The Wuhan Virus, jokingly referred to as the Kung-Flu, is a highly contagious pathogen which causes a whole host of unpleasantness ranging from severe respiratory illness to kidney failure. The virus is thought to have originated in a fresh-air sea market in the city of Wuhan, the capital of the Hubei Province. This article will discuss the attributes of this disease, the situation in China, factors contributing to to the pandemic, and where it may be headed.
To start with, the Wuhan Virus is closely related to SARS (Severe Acute Respiratory Syndrome), which caused an epidemic in China in the early 2000s. SARS was concentrated in mainland China and Hong Kong, and resulted in 8,098 cases and 774 deaths (9.6% mortality rate), which in the grand scheme of things was probably not a particularly serious outbreak, all things considered. With the response directed by the frankly incompetent and criminally negligent CCP government, it’s a miracle the disease didn’t end up killing more people.
So there are some really important things to note about the Wuhan Virus:
- It is a zoonotic disease, meaning it spread from animals to humans
- It has spread more than five times faster than SARS
- The incubation period ranges from a day to two weeks
- Infected persons are contagious during the incubation period
- A s of 01/27, the official case mortality rate is about 2.4%
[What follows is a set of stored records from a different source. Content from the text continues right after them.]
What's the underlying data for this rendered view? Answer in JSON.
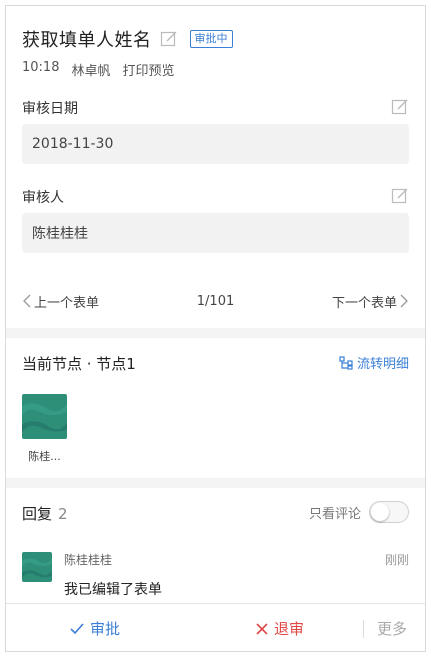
{
  "header": {
    "title": "获取填单人姓名",
    "status_badge": "审批中",
    "time": "10:18",
    "author": "林卓帆",
    "print_preview": "打印预览"
  },
  "fields": [
    {
      "label": "审核日期",
      "value": "2018-11-30"
    },
    {
      "label": "审核人",
      "value": "陈桂桂桂"
    }
  ],
  "pager": {
    "prev_label": "上一个表单",
    "position": "1/101",
    "next_label": "下一个表单"
  },
  "node_section": {
    "title": "当前节点 · 节点1",
    "flow_link": "流转明细",
    "node_user": "陈桂..."
  },
  "reply_section": {
    "title": "回复",
    "count": "2",
    "only_comments": "只看评论",
    "comment": {
      "user": "陈桂桂桂",
      "time": "刚刚",
      "text": "我已编辑了表单"
    }
  },
  "actions": {
    "approve": "审批",
    "reject": "退审",
    "more": "更多"
  },
  "colors": {
    "accent": "#3a7fd5",
    "danger": "#e04848",
    "field_bg": "#f2f2f2",
    "avatar": "#2e8f79"
  }
}
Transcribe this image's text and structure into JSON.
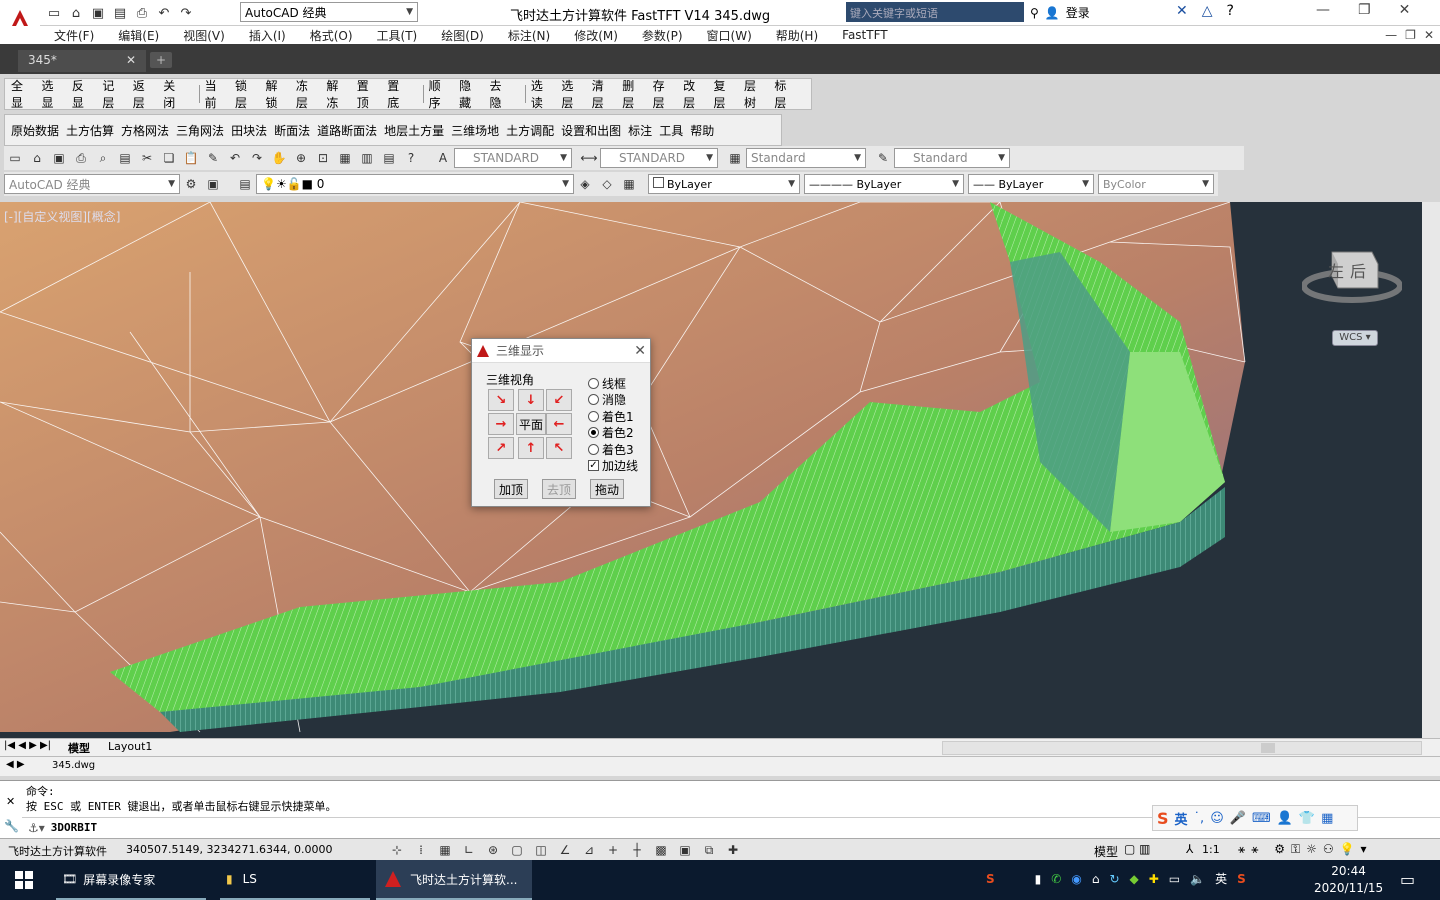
{
  "titlebar": {
    "workspace": "AutoCAD 经典",
    "title": "飞时达土方计算软件 FastTFT V14    345.dwg",
    "search_placeholder": "键入关键字或短语",
    "login": "登录"
  },
  "menus": [
    "文件(F)",
    "编辑(E)",
    "视图(V)",
    "插入(I)",
    "格式(O)",
    "工具(T)",
    "绘图(D)",
    "标注(N)",
    "修改(M)",
    "参数(P)",
    "窗口(W)",
    "帮助(H)",
    "FastTFT"
  ],
  "doc_tab": "345*",
  "layer_toolbar": [
    "全显",
    "选显",
    "反显",
    "记层",
    "返层",
    "关闭",
    "当前",
    "锁层",
    "解锁",
    "冻层",
    "解冻",
    "置顶",
    "置底",
    "顺序",
    "隐藏",
    "去隐",
    "选读",
    "选层",
    "清层",
    "删层",
    "存层",
    "改层",
    "复层",
    "层树",
    "标层"
  ],
  "fast_toolbar": [
    "原始数据",
    "土方估算",
    "方格网法",
    "三角网法",
    "田块法",
    "断面法",
    "道路断面法",
    "地层土方量",
    "三维场地",
    "土方调配",
    "设置和出图",
    "标注",
    "工具",
    "帮助"
  ],
  "styles": {
    "text_style": "STANDARD",
    "dim_style": "STANDARD",
    "table_style": "Standard",
    "mleader_style": "Standard"
  },
  "props": {
    "workspace": "AutoCAD 经典",
    "layer": "0",
    "color": "ByLayer",
    "linetype": "ByLayer",
    "lineweight": "ByLayer",
    "plotstyle": "ByColor"
  },
  "viewport": {
    "label": "[-][自定义视图][概念]",
    "cube_left": "左",
    "cube_back": "后",
    "wcs": "WCS"
  },
  "dialog": {
    "title": "三维显示",
    "group_label": "三维视角",
    "plan_label": "平面",
    "options": [
      "线框",
      "消隐",
      "着色1",
      "着色2",
      "着色3"
    ],
    "selected": "着色2",
    "edge_label": "加边线",
    "edge_checked": true,
    "btn_add": "加顶",
    "btn_remove": "去顶",
    "btn_drag": "拖动"
  },
  "layout_tabs": [
    "模型",
    "Layout1"
  ],
  "file_tab": "345.dwg",
  "command": {
    "line1": "命令:",
    "line2": "按 ESC 或 ENTER 键退出，或者单击鼠标右键显示快捷菜单。",
    "current": "3DORBIT"
  },
  "status": {
    "app": "飞时达土方计算软件",
    "coords": "340507.5149,  3234271.6344,  0.0000",
    "model": "模型",
    "scale": "1:1"
  },
  "ime": {
    "lang": "英"
  },
  "taskbar": {
    "apps": [
      "屏幕录像专家",
      "LS",
      "飞时达土方计算软..."
    ],
    "time": "20:44",
    "date": "2020/11/15",
    "lang": "英"
  }
}
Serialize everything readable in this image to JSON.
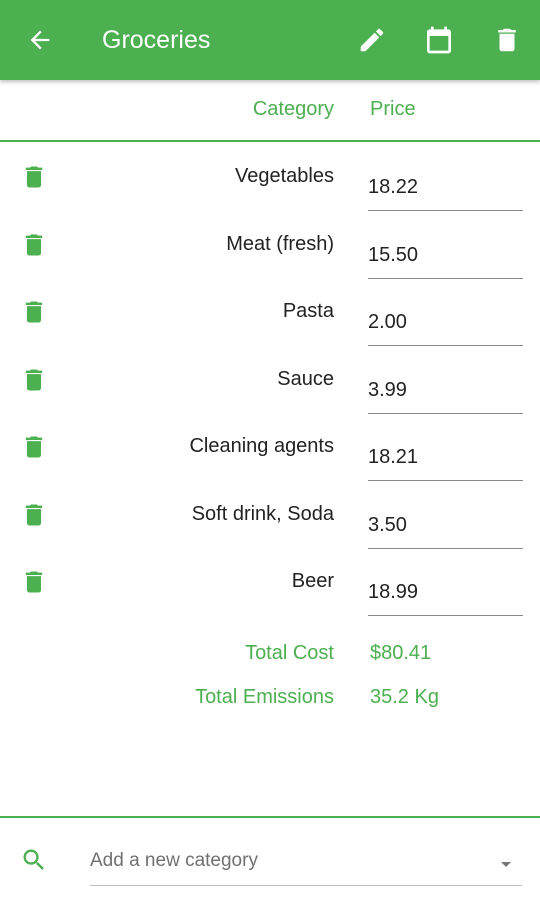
{
  "app_bar": {
    "title": "Groceries",
    "icons": [
      "arrow-back-icon",
      "pencil-icon",
      "calendar-icon",
      "trash-icon"
    ],
    "color": "#4caf50"
  },
  "table": {
    "headers": {
      "category": "Category",
      "price": "Price"
    },
    "rows": [
      {
        "category": "Vegetables",
        "price": "18.22"
      },
      {
        "category": "Meat (fresh)",
        "price": "15.50"
      },
      {
        "category": "Pasta",
        "price": "2.00"
      },
      {
        "category": "Sauce",
        "price": "3.99"
      },
      {
        "category": "Cleaning agents",
        "price": "18.21"
      },
      {
        "category": "Soft drink, Soda",
        "price": "3.50"
      },
      {
        "category": "Beer",
        "price": "18.99"
      }
    ]
  },
  "totals": {
    "cost_label": "Total Cost",
    "cost_value": "$80.41",
    "emissions_label": "Total Emissions",
    "emissions_value": "35.2 Kg"
  },
  "add_category": {
    "placeholder": "Add a new category",
    "value": ""
  }
}
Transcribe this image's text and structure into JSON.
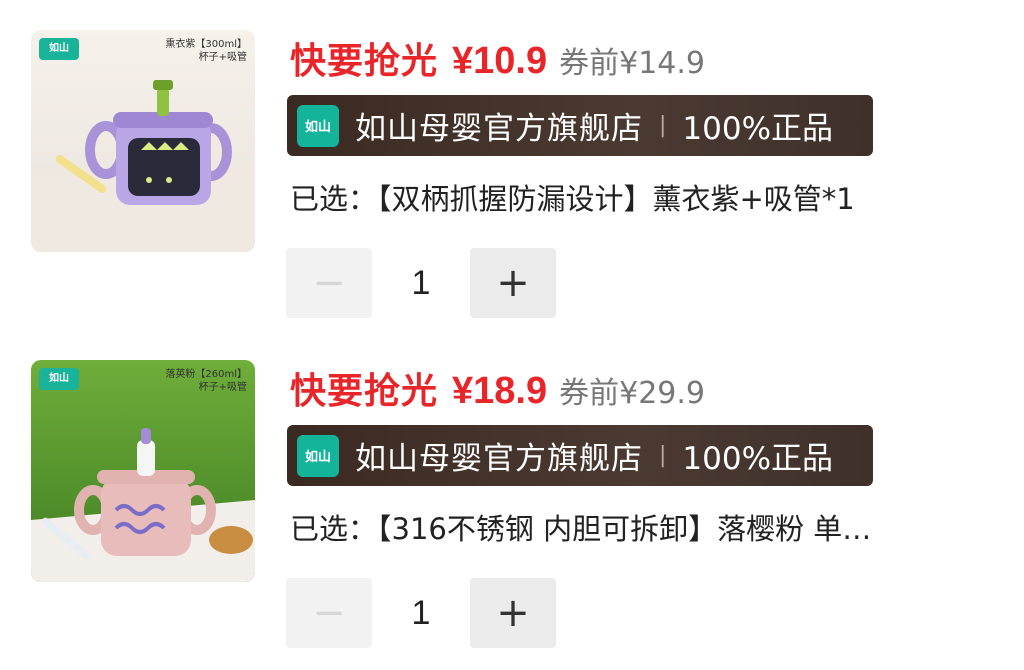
{
  "items": [
    {
      "thumb": {
        "brand": "如山",
        "caption_line1": "熏衣紫【300ml】",
        "caption_line2": "杯子+吸管"
      },
      "promo_tag": "快要抢光",
      "price": "¥10.9",
      "original_price": "券前¥14.9",
      "store": {
        "logo_text": "如山",
        "name": "如山母婴官方旗舰店",
        "separator": "|",
        "authentic": "100%正品"
      },
      "selected": "已选：【双柄抓握防漏设计】薰衣紫+吸管*1",
      "quantity": "1",
      "minus_label": "−",
      "plus_label": "+"
    },
    {
      "thumb": {
        "brand": "如山",
        "caption_line1": "落英粉【260ml】",
        "caption_line2": "杯子+吸管"
      },
      "promo_tag": "快要抢光",
      "price": "¥18.9",
      "original_price": "券前¥29.9",
      "store": {
        "logo_text": "如山",
        "name": "如山母婴官方旗舰店",
        "separator": "|",
        "authentic": "100%正品"
      },
      "selected": "已选：【316不锈钢 内胆可拆卸】落樱粉 单…",
      "quantity": "1",
      "minus_label": "−",
      "plus_label": "+"
    }
  ]
}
- As of 01/27, 70% more people have died from the virus than have been cured
- The disease can live on and be spread from surfaces for days
- There is no vaccine or cure
There are some extraordinary factors which are contributing to the spread of the Wuhan Virus. For one, China in its 40-day Spring Festival, which in recent years has culminated in the movement of hundreds of millions of people to their hometowns and families. This year it is projected there will be 440 million railway trips, which means countless thousands of packed trains with seats, beds, door handles, toilets, and other surfaces where Wuhan can be transmitted to endless people. It is said that some people will steal money or items to sell in order to afford their ticket home, meaning many people may not be deterred from their holiday travels due to the viral outbreak.
One thing that may not be well known among westerners is that the Chinese population is by-and-large severely ignorant of basic germ theory, and the virtues of western medicine. Many millions still rely on Traditional Chinese Medicine to combat their ills, and the vast majority of Chinese do not practice hand washing at all, let alone with hand soap. Apparently hand soap is very rare even in hospitals and public restrooms.
To compound the matter, most Chinese (due to cultural reasons) eat primarily or in some cases only fresh food from local markets. Across China, local markets lack safety regulations, are incredibly unsanitary, and will undoubtedly help spread the disease. Buyers and sellers in these traditional open-air markets typically poke and prod the produce with their bare hands to determine if they are going to buy it, after dozens or maybe hundreds of people touched it where their bare hands.
One of the ridiculously short-sighted elements of Chinese culture is the blind pursuit of social harmony, which is seen almost as the cardinal value in Chinese society. Provincial governments have suppressed news and figures about the spread of the disease not only to the rest of the world, but to their own people, and doctors are allegedly being told to keep things on the down-low. In the city of Wuhan, not two days after the announcement of 59 coronavirus cases, a community banquet was held for 100,000 people. If even a single infected person attended that meal, it’s possible that many thousands or tens of thousands of infections resulted.
Ultimately the People’s Republic of China lacks the robustness and haste to deal with a viral epidemic as serious as this one, and in the end it will be China which suffers the most and fights the longest. Even with cases popping up all across the world, in Europe to Africa to Japan and the United States, the free and open flow of information on the internet and in the press, as well as the developed culture and widespread education on the matter will likely cause the Wuhan Virus to remain marginal and detained outside of China.
I do fear that despite the capabilities of western response efforts, the disease could spread to hundreds of thousands or even millions, especially due to the lengthy incubation period and heightened rate of contagion. In the end, what matters is we learn from this crisis so that when the next plague erupts, we are prepared.